Just days now before the Sauvignon Blanc comes in. Our small section, as well as Lail and Honig wineries' sections, the fruit is definitely sweet enough to make great wine, but the acids are still a little high. For our wine, which is made in a clean, fresh style, we try to pick as soon as possible to keep the alcohol low and the acid relatively high. Now, that said, it's pretty easy to pick too early if you just look at a sugar sample. While I send Brad, my assistant, out to get berry samples and run the numbers, I primarily look at the pH to see when the trends show a big change in direction. Simply put, a lower pH means higher acidity (pH is the inverse logarithm of the concentration of acid, a combination of tartaric, malic, and a few others). As grapes mature, they use up the malic acid and the acidity goes down and the pH rises. If you plot the pH on a line over the sampling season, it suddenly takes a turn which, in my view, is where one enters the window of ripeness. It then becomes stylistic and discretionary for when to harvest. Back to the Sauvignon Blanc, I try to pick early on in the ripeness window but not too soon which would lead to a too-tart wine.
The trick here is to make sure it's not too early and a field sample is only as good as the skill of the person sampling. I'm always drumming on Brad to "sample the juice," meaning, "don't sample what looks good to eat (a natural reflex), but instead represent what will come in to the winery." That means you have to find all the clusters hiding in the canopy, which, for Sauvignon Blanc, is quite bushy. If the field sampler can't find it, the pickers surely will.

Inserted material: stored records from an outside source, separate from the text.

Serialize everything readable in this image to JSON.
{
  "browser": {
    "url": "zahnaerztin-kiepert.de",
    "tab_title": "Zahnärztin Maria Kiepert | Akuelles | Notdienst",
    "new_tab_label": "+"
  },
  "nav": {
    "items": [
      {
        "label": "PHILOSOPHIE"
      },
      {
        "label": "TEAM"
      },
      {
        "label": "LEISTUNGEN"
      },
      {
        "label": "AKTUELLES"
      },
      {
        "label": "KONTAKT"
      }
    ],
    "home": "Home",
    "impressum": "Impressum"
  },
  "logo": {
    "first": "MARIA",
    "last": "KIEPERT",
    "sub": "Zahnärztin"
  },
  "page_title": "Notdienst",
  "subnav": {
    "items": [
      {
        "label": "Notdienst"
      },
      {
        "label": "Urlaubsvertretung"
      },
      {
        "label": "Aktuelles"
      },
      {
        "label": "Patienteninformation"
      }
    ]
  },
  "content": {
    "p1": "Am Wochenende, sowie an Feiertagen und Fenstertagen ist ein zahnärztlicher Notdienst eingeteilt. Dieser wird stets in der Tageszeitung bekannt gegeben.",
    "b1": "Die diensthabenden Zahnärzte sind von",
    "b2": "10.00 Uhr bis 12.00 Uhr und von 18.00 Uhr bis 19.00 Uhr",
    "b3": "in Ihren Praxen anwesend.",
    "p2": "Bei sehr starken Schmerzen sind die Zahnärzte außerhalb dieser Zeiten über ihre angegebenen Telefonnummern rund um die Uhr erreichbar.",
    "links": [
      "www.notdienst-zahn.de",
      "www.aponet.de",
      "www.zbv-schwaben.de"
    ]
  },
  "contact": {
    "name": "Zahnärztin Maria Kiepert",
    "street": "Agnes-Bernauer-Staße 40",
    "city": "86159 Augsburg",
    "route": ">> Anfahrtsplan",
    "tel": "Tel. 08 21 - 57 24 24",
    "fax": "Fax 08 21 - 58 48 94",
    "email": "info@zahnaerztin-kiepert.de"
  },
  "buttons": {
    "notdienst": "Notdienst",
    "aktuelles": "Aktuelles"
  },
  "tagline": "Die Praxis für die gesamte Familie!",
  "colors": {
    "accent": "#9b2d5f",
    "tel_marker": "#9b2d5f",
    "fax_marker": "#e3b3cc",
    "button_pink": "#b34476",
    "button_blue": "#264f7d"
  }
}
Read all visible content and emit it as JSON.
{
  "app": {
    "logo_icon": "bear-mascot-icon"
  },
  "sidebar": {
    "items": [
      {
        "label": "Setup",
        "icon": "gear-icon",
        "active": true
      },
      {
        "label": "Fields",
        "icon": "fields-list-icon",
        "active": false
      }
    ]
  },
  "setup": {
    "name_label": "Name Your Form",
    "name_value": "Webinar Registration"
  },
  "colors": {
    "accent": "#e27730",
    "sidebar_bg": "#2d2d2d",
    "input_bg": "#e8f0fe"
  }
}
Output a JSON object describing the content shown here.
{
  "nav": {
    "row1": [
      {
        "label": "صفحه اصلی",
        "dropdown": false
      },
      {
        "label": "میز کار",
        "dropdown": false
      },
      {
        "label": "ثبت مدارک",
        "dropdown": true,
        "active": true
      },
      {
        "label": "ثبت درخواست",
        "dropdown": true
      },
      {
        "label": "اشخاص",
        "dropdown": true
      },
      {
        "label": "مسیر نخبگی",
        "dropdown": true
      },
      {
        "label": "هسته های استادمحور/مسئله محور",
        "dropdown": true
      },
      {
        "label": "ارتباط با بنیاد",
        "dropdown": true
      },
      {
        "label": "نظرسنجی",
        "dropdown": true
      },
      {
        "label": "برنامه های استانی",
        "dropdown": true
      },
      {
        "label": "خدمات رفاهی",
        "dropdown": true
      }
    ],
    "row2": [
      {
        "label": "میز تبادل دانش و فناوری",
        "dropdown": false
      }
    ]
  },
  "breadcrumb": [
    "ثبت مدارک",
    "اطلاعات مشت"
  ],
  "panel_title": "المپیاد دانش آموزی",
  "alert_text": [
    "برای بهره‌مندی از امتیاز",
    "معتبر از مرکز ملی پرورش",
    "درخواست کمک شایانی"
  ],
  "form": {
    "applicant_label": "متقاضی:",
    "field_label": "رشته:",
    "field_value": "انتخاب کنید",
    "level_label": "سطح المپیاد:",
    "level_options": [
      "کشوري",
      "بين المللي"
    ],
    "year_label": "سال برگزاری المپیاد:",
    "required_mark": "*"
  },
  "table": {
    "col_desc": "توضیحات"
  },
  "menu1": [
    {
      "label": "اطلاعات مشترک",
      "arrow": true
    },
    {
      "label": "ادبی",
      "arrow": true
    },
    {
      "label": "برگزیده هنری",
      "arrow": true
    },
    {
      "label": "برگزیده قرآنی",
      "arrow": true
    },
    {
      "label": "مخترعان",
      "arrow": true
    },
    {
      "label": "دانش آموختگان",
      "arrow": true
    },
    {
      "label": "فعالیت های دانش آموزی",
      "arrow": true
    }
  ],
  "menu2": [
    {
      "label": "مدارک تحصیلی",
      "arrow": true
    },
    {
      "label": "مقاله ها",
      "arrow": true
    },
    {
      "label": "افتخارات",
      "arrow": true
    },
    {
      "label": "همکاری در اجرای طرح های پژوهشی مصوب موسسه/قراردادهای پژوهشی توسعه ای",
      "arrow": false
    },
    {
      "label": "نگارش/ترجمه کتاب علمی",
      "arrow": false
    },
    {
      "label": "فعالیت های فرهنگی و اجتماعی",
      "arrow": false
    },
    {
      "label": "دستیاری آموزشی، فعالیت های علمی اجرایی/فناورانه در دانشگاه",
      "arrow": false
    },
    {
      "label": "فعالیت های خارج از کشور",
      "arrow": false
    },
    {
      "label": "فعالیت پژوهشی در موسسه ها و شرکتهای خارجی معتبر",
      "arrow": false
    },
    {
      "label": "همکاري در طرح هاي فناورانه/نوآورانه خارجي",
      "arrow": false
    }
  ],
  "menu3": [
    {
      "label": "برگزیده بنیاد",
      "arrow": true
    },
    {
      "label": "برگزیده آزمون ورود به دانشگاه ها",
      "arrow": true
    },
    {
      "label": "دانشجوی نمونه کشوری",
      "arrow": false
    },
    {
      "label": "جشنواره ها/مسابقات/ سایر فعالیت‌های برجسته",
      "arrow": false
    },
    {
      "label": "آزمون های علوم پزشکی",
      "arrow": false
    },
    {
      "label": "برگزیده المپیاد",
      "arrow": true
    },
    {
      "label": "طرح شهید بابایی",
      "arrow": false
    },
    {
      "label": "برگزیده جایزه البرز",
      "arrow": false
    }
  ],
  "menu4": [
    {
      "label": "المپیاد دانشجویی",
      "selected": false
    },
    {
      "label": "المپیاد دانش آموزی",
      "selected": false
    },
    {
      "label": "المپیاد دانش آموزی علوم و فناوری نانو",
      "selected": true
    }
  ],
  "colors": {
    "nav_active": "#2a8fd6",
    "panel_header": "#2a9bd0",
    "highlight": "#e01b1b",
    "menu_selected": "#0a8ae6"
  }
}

As an insurance policy for harvest timing in our Sauv Blanc, I always make a point to go out in the block and literally stick my head deep into the canopy and look around. I look for the greenest clusters in there and taste a few berries from those clusters. They represent the tail end of ripening and when THOSE berries taste in balance, we pick ASAP. Note that I wrote "taste," not "measure" because, in the end, that is the winemaker's ultimate tool. I'm sure we could measure just those tail-end berries for pH (forget sugar) and get a verifiable result, but why bother? As my French counterpart said to me when we had a translation issue, "it's the taste." Kinda cool that we have these measuring devices built-in, wherever we go (unless you have a cold).